Is the 5G-capable mobile still a good value buy now?

With the mobile industry currently flooded with entries at the top end, we’ve never been more spoiled for choice when it comes to handheld tech. But while there’s a lot of focus on all the new bells and whistles they bring, it’s about time we looked at options in the mid-range level of the market. 

The Oppo Reno 6 Z sits at a very comfortable place, costing a little under half of the entry-level, high-end phones. This model is a pared down version of the Reno 6, with similar design cues and less robust features. Still, it doesn’t exactly feel underpowered. But we’ll get to that. 

On the hand, the Reno 6 Z is easy to manipulate, and is good for one-handed operation. The layout is fairly standard: volume buttons on the left, power on the right, all near the middle of the phone so they aren’t difficult to reach. The bottom of the phone has the charging port, the main mic, the speakers, and the headphone jack. Nothing really out of the ordinary there, so you won’t have a hard time getting familiar with everything. 

As for the display, the Reno 6 Z has a 6.4-in AMOLED screen. That’s quite a bit of screen real estate. You won’t exactly be squinting when you’re watching Netflix on the go or whipping out the phone to play a few games. The video is fairly crisp, response is snappy, and the refresh rate is good enough that switching between apps isn’t much trouble. 

When it comes to sound, the speakers at the bottom are pretty loud, maybe even enough to reach you from across a room, and the quality is about what you’d expect from a mid-range phone. 


Now, on to the cameras, because this is where the phone punches above its weight. The Reno 6 Z has a triple-camera setup: a 64 MP main, an 8MP ultrawide, and a 2 MP macro. It’s the same thing you’ll find on the more advanced Reno 6. The front also has a 32 MP selfie camera, which is pretty good for what it does. 

When shooting with the rear cameras, AI-assisted tech will help you get some good shots, and the phone performs well with decent lighting. Low-light performance depends on just how much light you’re actually able to get, but it’s better than what you’d expect at this price. Portrait shots look particularly good, as do portrait videos (thanks, AI). You can clearly see the subject, and you can even do some bokeh shots quite easily. 

If you’re heavy into shooting videos, the Reno 6 Z’s focus tracking will help when you’re going handheld, as you can just double tap an object to have the phone track it automatically. This makes your life easier if you’re not into carrying a lot of gear on a regular day. 

Here’s a shot of the city using the rear cam on a slightly overcast day.

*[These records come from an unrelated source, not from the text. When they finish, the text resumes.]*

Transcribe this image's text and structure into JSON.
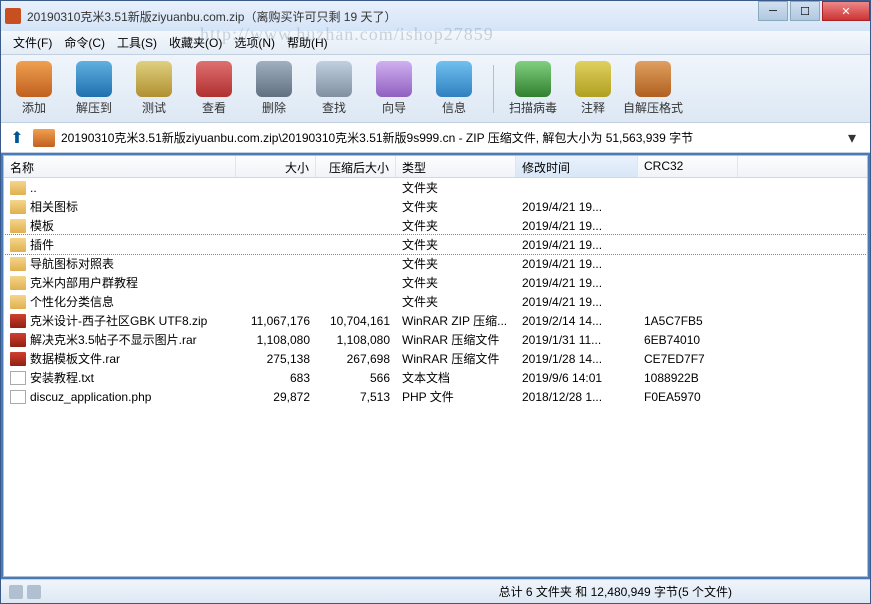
{
  "title": "20190310克米3.51新版ziyuanbu.com.zip（离购买许可只剩 19 天了）",
  "menu": {
    "file": "文件(F)",
    "command": "命令(C)",
    "tools": "工具(S)",
    "favorites": "收藏夹(O)",
    "options": "选项(N)",
    "help": "帮助(H)"
  },
  "watermark": "http://www.huzhan.com/ishop27859",
  "toolbar": {
    "add": "添加",
    "extract": "解压到",
    "test": "测试",
    "view": "查看",
    "delete": "删除",
    "find": "查找",
    "wizard": "向导",
    "info": "信息",
    "virus": "扫描病毒",
    "comment": "注释",
    "sfx": "自解压格式"
  },
  "path": "20190310克米3.51新版ziyuanbu.com.zip\\20190310克米3.51新版9s999.cn - ZIP 压缩文件, 解包大小为 51,563,939 字节",
  "columns": {
    "name": "名称",
    "size": "大小",
    "packed": "压缩后大小",
    "type": "类型",
    "date": "修改时间",
    "crc": "CRC32"
  },
  "rows": [
    {
      "icon": "folder",
      "name": "..",
      "size": "",
      "packed": "",
      "type": "文件夹",
      "date": "",
      "crc": "",
      "sel": false
    },
    {
      "icon": "folder",
      "name": "相关图标",
      "size": "",
      "packed": "",
      "type": "文件夹",
      "date": "2019/4/21 19...",
      "crc": "",
      "sel": false
    },
    {
      "icon": "folder",
      "name": "模板",
      "size": "",
      "packed": "",
      "type": "文件夹",
      "date": "2019/4/21 19...",
      "crc": "",
      "sel": false
    },
    {
      "icon": "folder",
      "name": "插件",
      "size": "",
      "packed": "",
      "type": "文件夹",
      "date": "2019/4/21 19...",
      "crc": "",
      "sel": true
    },
    {
      "icon": "folder",
      "name": "导航图标对照表",
      "size": "",
      "packed": "",
      "type": "文件夹",
      "date": "2019/4/21 19...",
      "crc": "",
      "sel": false
    },
    {
      "icon": "folder",
      "name": "克米内部用户群教程",
      "size": "",
      "packed": "",
      "type": "文件夹",
      "date": "2019/4/21 19...",
      "crc": "",
      "sel": false
    },
    {
      "icon": "folder",
      "name": "个性化分类信息",
      "size": "",
      "packed": "",
      "type": "文件夹",
      "date": "2019/4/21 19...",
      "crc": "",
      "sel": false
    },
    {
      "icon": "rar",
      "name": "克米设计-西子社区GBK UTF8.zip",
      "size": "11,067,176",
      "packed": "10,704,161",
      "type": "WinRAR ZIP 压缩...",
      "date": "2019/2/14 14...",
      "crc": "1A5C7FB5",
      "sel": false
    },
    {
      "icon": "rar",
      "name": "解决克米3.5帖子不显示图片.rar",
      "size": "1,108,080",
      "packed": "1,108,080",
      "type": "WinRAR 压缩文件",
      "date": "2019/1/31 11...",
      "crc": "6EB74010",
      "sel": false
    },
    {
      "icon": "rar",
      "name": "数据模板文件.rar",
      "size": "275,138",
      "packed": "267,698",
      "type": "WinRAR 压缩文件",
      "date": "2019/1/28 14...",
      "crc": "CE7ED7F7",
      "sel": false
    },
    {
      "icon": "txt",
      "name": "安装教程.txt",
      "size": "683",
      "packed": "566",
      "type": "文本文档",
      "date": "2019/9/6 14:01",
      "crc": "1088922B",
      "sel": false
    },
    {
      "icon": "php",
      "name": "discuz_application.php",
      "size": "29,872",
      "packed": "7,513",
      "type": "PHP 文件",
      "date": "2018/12/28 1...",
      "crc": "F0EA5970",
      "sel": false
    }
  ],
  "status": "总计 6 文件夹 和 12,480,949 字节(5 个文件)"
}
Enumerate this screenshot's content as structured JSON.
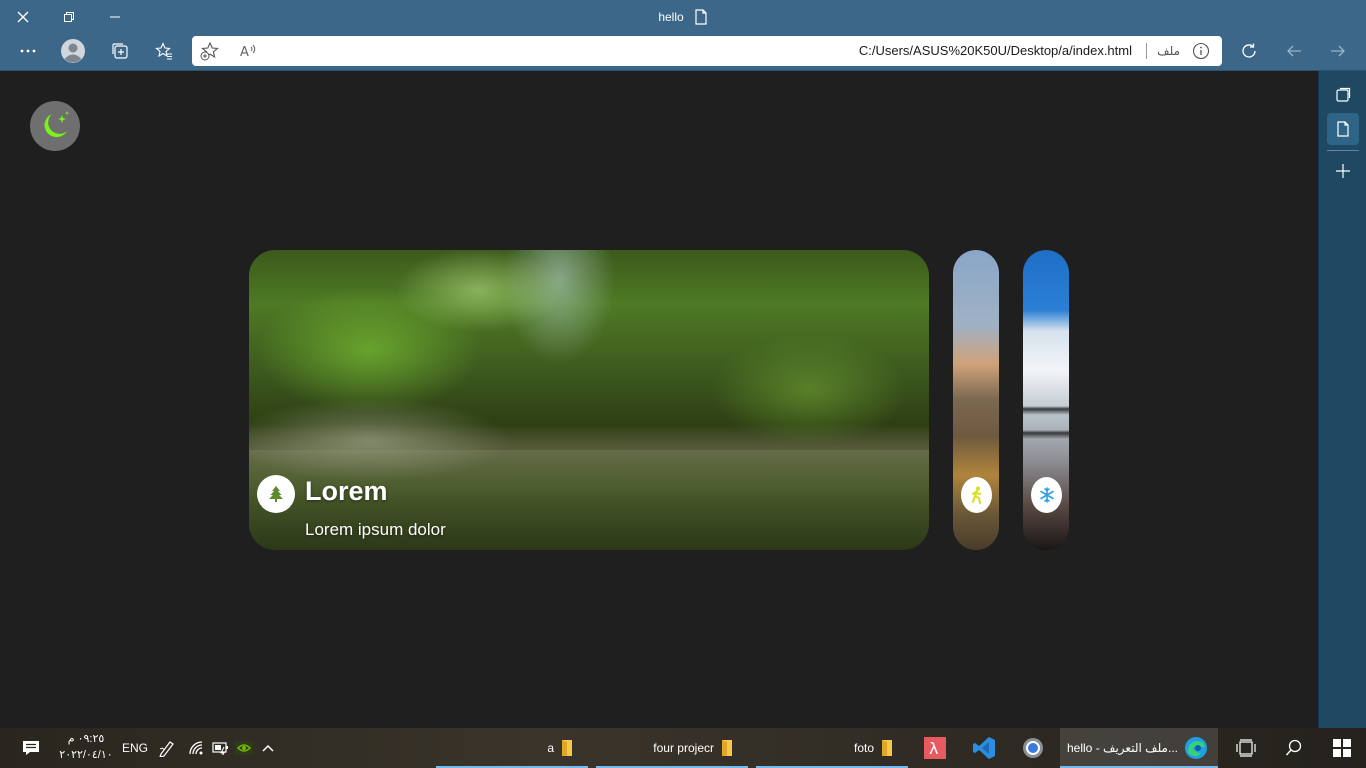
{
  "browser": {
    "tab_title": "hello",
    "address": {
      "url": "C:/Users/ASUS%20K50U/Desktop/a/index.html",
      "file_label": "ملف"
    },
    "accent_color": "#3c6788"
  },
  "page": {
    "background": "#1f1f1f",
    "theme_toggle_icon": "moon-stars-icon",
    "cards": [
      {
        "title": "Lorem",
        "subtitle": "Lorem ipsum dolor",
        "icon": "tree-icon",
        "icon_color": "#5c8a2b",
        "expanded": true
      },
      {
        "icon": "hiker-icon",
        "icon_color": "#d8e01a",
        "expanded": false
      },
      {
        "icon": "snowflake-icon",
        "icon_color": "#2e9fe0",
        "expanded": false
      }
    ]
  },
  "taskbar": {
    "language": "ENG",
    "clock_time": "٠٩:٢٥ م",
    "clock_date": "٢٠٢٢/٠٤/١٠",
    "items": [
      {
        "label": "a",
        "icon": "folder-icon"
      },
      {
        "label": "four projecr",
        "icon": "folder-icon"
      },
      {
        "label": "foto",
        "icon": "folder-icon"
      },
      {
        "label": "",
        "icon": "lambda-app-icon"
      },
      {
        "label": "",
        "icon": "vscode-icon"
      },
      {
        "label": "",
        "icon": "chrome-icon"
      },
      {
        "label": "hello - ملف التعريف...",
        "icon": "edge-icon"
      }
    ]
  }
}
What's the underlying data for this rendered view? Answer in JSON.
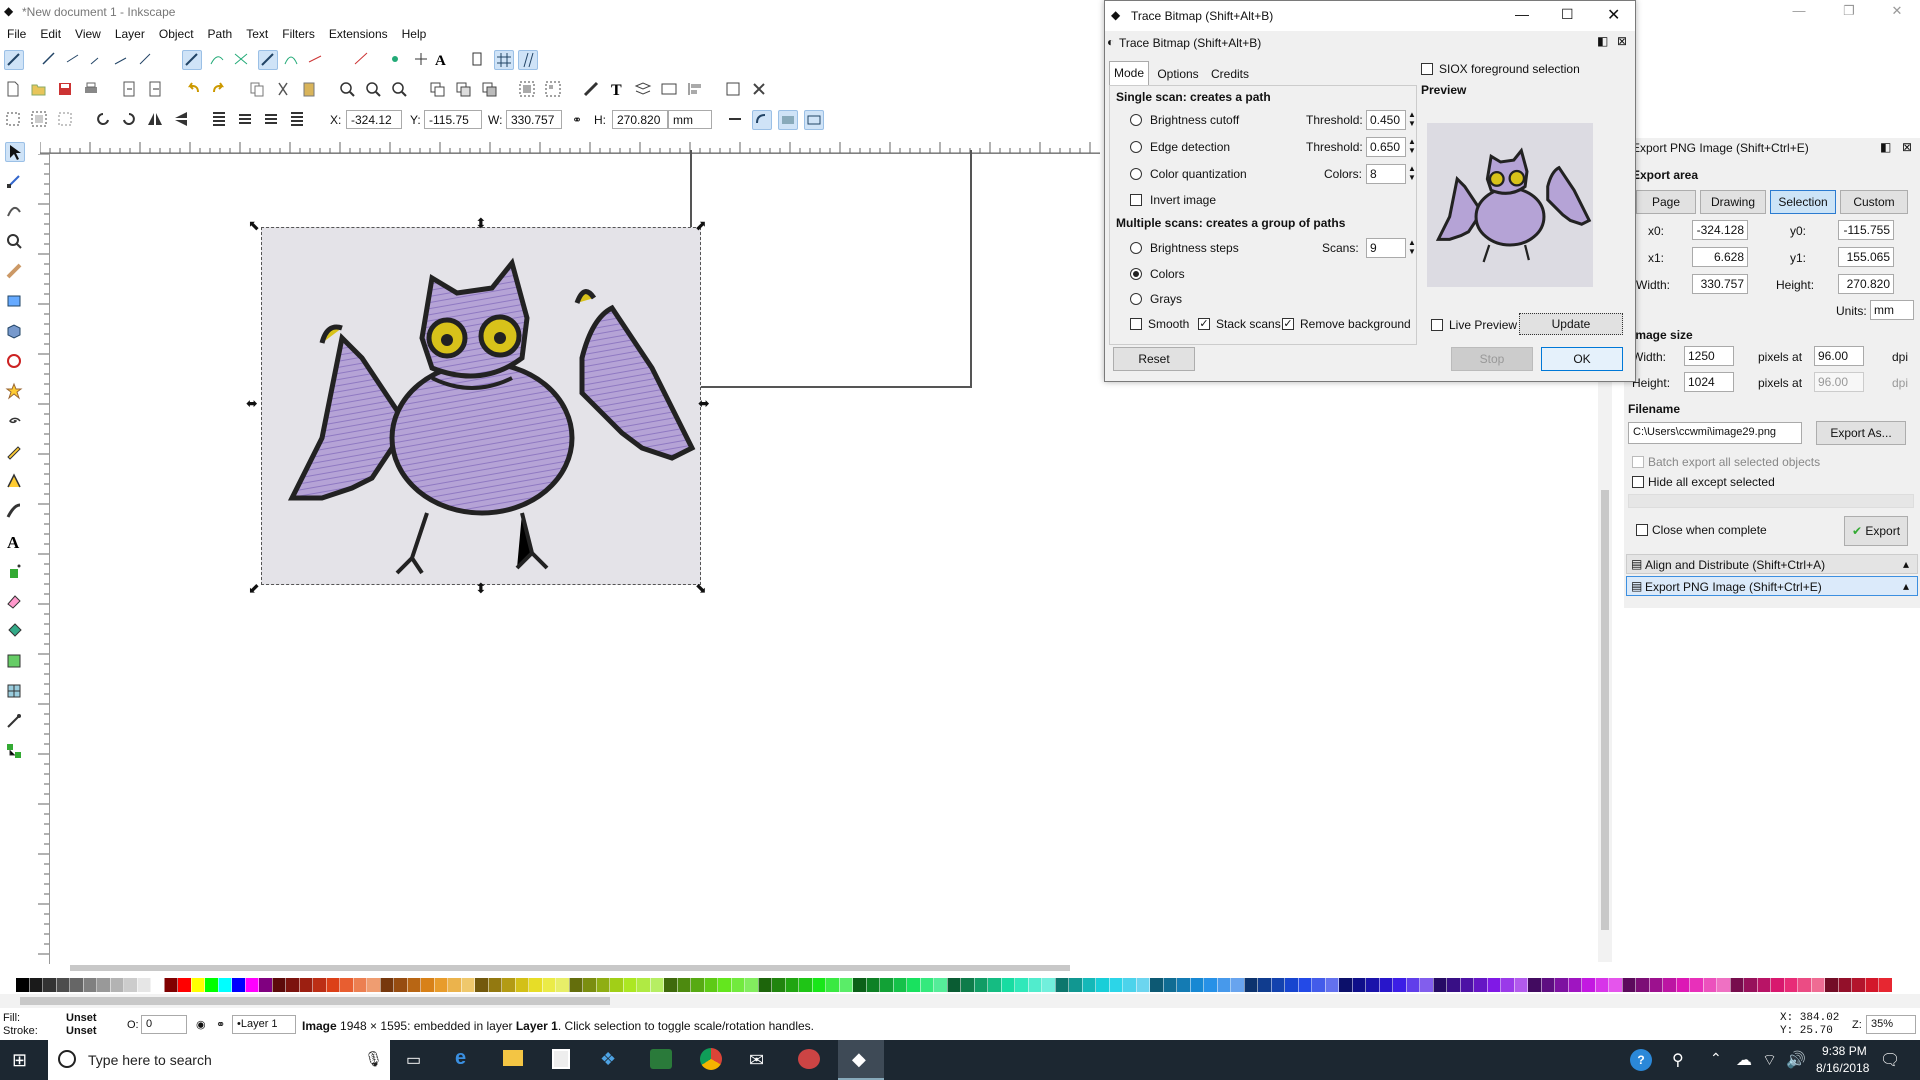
{
  "window": {
    "title": "*New document 1 - Inkscape",
    "min": "—",
    "max": "❐",
    "close": "✕"
  },
  "menu": [
    "File",
    "Edit",
    "View",
    "Layer",
    "Object",
    "Path",
    "Text",
    "Filters",
    "Extensions",
    "Help"
  ],
  "toolbar3": {
    "x_label": "X:",
    "x": "-324.12",
    "y_label": "Y:",
    "y": "-115.75",
    "w_label": "W:",
    "w": "330.757",
    "h_label": "H:",
    "h": "270.820",
    "unit": "mm"
  },
  "trace": {
    "title": "Trace Bitmap (Shift+Alt+B)",
    "subtitle": "Trace Bitmap (Shift+Alt+B)",
    "tabs": [
      "Mode",
      "Options",
      "Credits"
    ],
    "single_title": "Single scan: creates a path",
    "brightness": "Brightness cutoff",
    "thr_label": "Threshold:",
    "thr1": "0.450",
    "edge": "Edge detection",
    "thr2": "0.650",
    "colorq": "Color quantization",
    "colors_label": "Colors:",
    "colors": "8",
    "invert": "Invert image",
    "multi_title": "Multiple scans: creates a group of paths",
    "bsteps": "Brightness steps",
    "scans_label": "Scans:",
    "scans": "9",
    "colorsopt": "Colors",
    "grays": "Grays",
    "smooth": "Smooth",
    "stack": "Stack scans",
    "removebg": "Remove background",
    "siox": "SIOX foreground selection",
    "preview": "Preview",
    "live": "Live Preview",
    "update": "Update",
    "reset": "Reset",
    "stop": "Stop",
    "ok": "OK"
  },
  "export": {
    "title": "Export PNG Image (Shift+Ctrl+E)",
    "area": "Export area",
    "tabs": [
      "Page",
      "Drawing",
      "Selection",
      "Custom"
    ],
    "x0_label": "x0:",
    "x0": "-324.128",
    "y0_label": "y0:",
    "y0": "-115.755",
    "x1_label": "x1:",
    "x1": "6.628",
    "y1_label": "y1:",
    "y1": "155.065",
    "w_label": "Width:",
    "w": "330.757",
    "h_label": "Height:",
    "h": "270.820",
    "units_label": "Units:",
    "units": "mm",
    "imgsize": "Image size",
    "iw_label": "Width:",
    "iw": "1250",
    "pix": "pixels at",
    "dpi1": "96.00",
    "dpi": "dpi",
    "ih_label": "Height:",
    "ih": "1024",
    "dpi2": "96.00",
    "filename_label": "Filename",
    "filename": "C:\\Users\\ccwmi\\image29.png",
    "exportas": "Export As...",
    "batch": "Batch export all selected objects",
    "hideall": "Hide all except selected",
    "close_when": "Close when complete",
    "export_btn": "Export",
    "dock1": "Align and Distribute (Shift+Ctrl+A)",
    "dock2": "Export PNG Image (Shift+Ctrl+E)"
  },
  "status": {
    "fill_label": "Fill:",
    "fill": "Unset",
    "stroke_label": "Stroke:",
    "stroke": "Unset",
    "o_label": "O:",
    "o": "0",
    "layer": "•Layer 1",
    "msg_bold": "Image",
    "msg": " 1948 × 1595: embedded in layer ",
    "msg_layer": "Layer 1",
    "msg2": ". Click selection to toggle scale/rotation handles.",
    "coord_x": "X:  384.02",
    "coord_y": "Y:   25.70",
    "z_label": "Z:",
    "zoom": "35%"
  },
  "taskbar": {
    "search": "Type here to search",
    "time": "9:38 PM",
    "date": "8/16/2018"
  }
}
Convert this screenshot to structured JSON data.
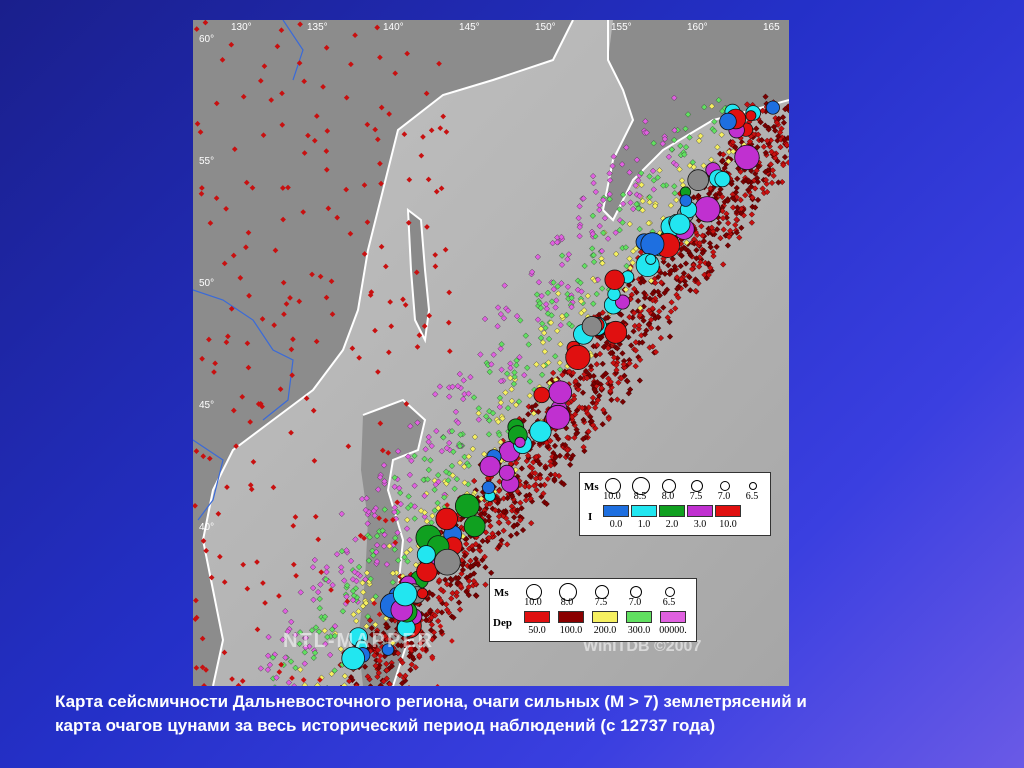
{
  "map": {
    "lon_labels": [
      "130°",
      "135°",
      "140°",
      "145°",
      "150°",
      "155°",
      "160°",
      "165"
    ],
    "lat_labels": [
      "60°",
      "55°",
      "50°",
      "45°",
      "40°"
    ],
    "watermark_left": "WINITDB ©2007",
    "watermark_right": "WinITDB ©2007",
    "watermark_logo_text": "NTL-MAPPER",
    "colors": {
      "land": "#8f8f8f",
      "sea": "#b8b8b8",
      "coast": "#ffffff",
      "border": "#3a6ad8",
      "event_red": "#c81010",
      "event_dark": "#7a0000"
    }
  },
  "legend_tsunami": {
    "ms_label": "Ms",
    "i_label": "I",
    "ms_values": [
      "10.0",
      "8.5",
      "8.0",
      "7.5",
      "7.0",
      "6.5"
    ],
    "i_values": [
      "0.0",
      "1.0",
      "2.0",
      "3.0",
      "10.0"
    ],
    "i_colors": [
      "#1e6fe0",
      "#22e6f0",
      "#10a020",
      "#c030d0",
      "#e01010"
    ]
  },
  "legend_quake": {
    "ms_label": "Ms",
    "dep_label": "Dep",
    "ms_values": [
      "10.0",
      "8.0",
      "7.5",
      "7.0",
      "6.5"
    ],
    "dep_values": [
      "50.0",
      "100.0",
      "200.0",
      "300.0",
      "00000."
    ],
    "dep_colors": [
      "#e01010",
      "#8a0000",
      "#f6f060",
      "#60e060",
      "#e060e0"
    ]
  },
  "caption": {
    "line1": "Карта сейсмичности Дальневосточного региона, очаги сильных (М > 7) землетрясений и",
    "line2": "карта очагов цунами за весь исторический период наблюдений (с 12737 года)"
  }
}
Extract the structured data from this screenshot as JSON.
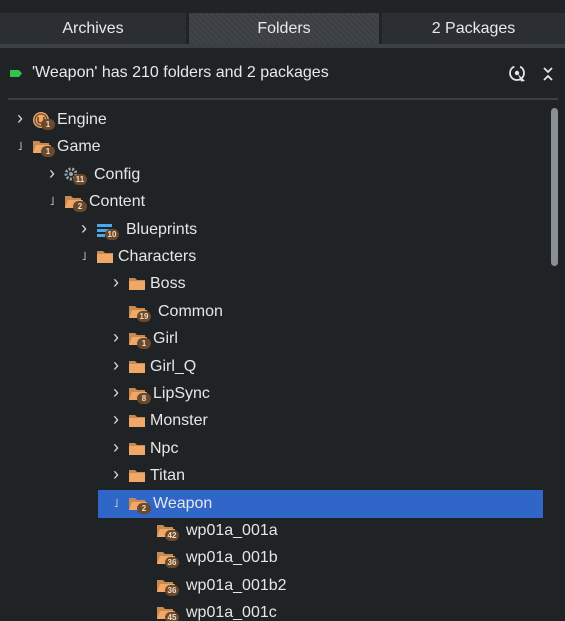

The Reno 6 Z runs on Android 11, with Color OS 11.1. Thia make it quite easy to navigate and personalize. It comes preinstalled with a bunch of apps, both Oppo-specific and some third-party ones. Some of these you’d likely want to keep, and the rest you can just delete, but it’s nice to see that it’s packing. Oh, and it can also connect to 5G networks, so that’s a nice touch. 

The sleek lines of the Reno 6 Z are definitely sexy, as is the slim bezel. It won’t look out of place in a casual environment. It also comes in two colorways: aurora and black. We got the aurora version for the review and I suppose the best way to describe it is it’s similar to those pearl finish paint jobs on cars. And if you’re into that, then great. While it is sleek, it’s a bit hit or miss, depending on the colors you normally wear. It’s nothing an opaque case won’t solve, but I imagine the black would do better if you’re more a sport/safari jacket kind of guy who wears mostly neutrals.

Overall, this is a mid-range offering that packs a lot of punch in the camera department. So if you’re in the market for a phone that you’ll mostly be using to shoot things with (and don’t want to pay the premium for the higher end of the mobile phone spectrum) this is going to fit the bill.